History of redlining in Lincoln helps create blueprint for the future

Redlining is the discriminatory practice of banks and other institutions “lining off” parts of a community where investments and loans are not approved due to the demographics of the area.
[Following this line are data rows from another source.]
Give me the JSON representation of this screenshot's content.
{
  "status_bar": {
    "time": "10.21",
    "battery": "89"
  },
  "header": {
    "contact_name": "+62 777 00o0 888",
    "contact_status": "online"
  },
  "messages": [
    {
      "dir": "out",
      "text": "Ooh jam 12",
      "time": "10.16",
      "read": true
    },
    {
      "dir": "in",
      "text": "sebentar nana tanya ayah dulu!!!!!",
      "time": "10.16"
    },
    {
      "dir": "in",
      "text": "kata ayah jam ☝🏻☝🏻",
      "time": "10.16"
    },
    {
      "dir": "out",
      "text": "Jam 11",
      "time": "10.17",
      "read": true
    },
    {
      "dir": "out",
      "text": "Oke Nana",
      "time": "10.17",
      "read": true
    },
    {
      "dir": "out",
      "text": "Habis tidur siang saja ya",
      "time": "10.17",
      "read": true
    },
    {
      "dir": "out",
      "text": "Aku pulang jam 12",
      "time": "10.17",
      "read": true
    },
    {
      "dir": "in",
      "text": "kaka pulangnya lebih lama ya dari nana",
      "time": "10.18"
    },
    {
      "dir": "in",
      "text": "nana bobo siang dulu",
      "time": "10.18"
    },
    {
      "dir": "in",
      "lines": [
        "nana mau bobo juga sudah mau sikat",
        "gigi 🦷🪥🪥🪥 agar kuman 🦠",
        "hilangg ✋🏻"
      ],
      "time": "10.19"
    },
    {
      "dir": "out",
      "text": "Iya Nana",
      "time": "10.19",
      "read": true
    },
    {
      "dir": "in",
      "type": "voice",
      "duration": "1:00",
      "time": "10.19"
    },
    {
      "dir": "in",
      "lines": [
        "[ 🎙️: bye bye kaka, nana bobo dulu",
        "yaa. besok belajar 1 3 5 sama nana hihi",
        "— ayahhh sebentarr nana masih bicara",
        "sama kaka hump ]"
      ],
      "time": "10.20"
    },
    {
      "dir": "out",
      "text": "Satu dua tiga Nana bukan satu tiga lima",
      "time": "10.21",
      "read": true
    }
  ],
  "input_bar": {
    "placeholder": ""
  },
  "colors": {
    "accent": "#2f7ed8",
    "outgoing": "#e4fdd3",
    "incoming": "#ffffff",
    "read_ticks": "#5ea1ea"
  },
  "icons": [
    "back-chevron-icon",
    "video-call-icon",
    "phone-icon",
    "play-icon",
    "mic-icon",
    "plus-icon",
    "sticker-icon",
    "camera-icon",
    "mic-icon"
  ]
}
And by demographics, of course, we’re talking about gatekeeping, class and race.

Redlining as a specific term and policy has been around since 1920 and was the focus of a 1988 Pulitzer Prize-winning series The Color of Money by Bill Dedman for The Atlanta Journal-Constitution and the 2014 essay The Case for Reparations by Ta-Nehisi Coates for The Atlantic magazine.

In this episode, host Teri Barr is talking with Margaret Reist, city government reporter with the Journal-Star in Lincoln, Nebraska, about her coverage that revealed redlining’s local history, issues and results, as well as highlighted ways that leaders in Lincoln are attempting to create a better future.

You can read Margaret Reist’s articles here: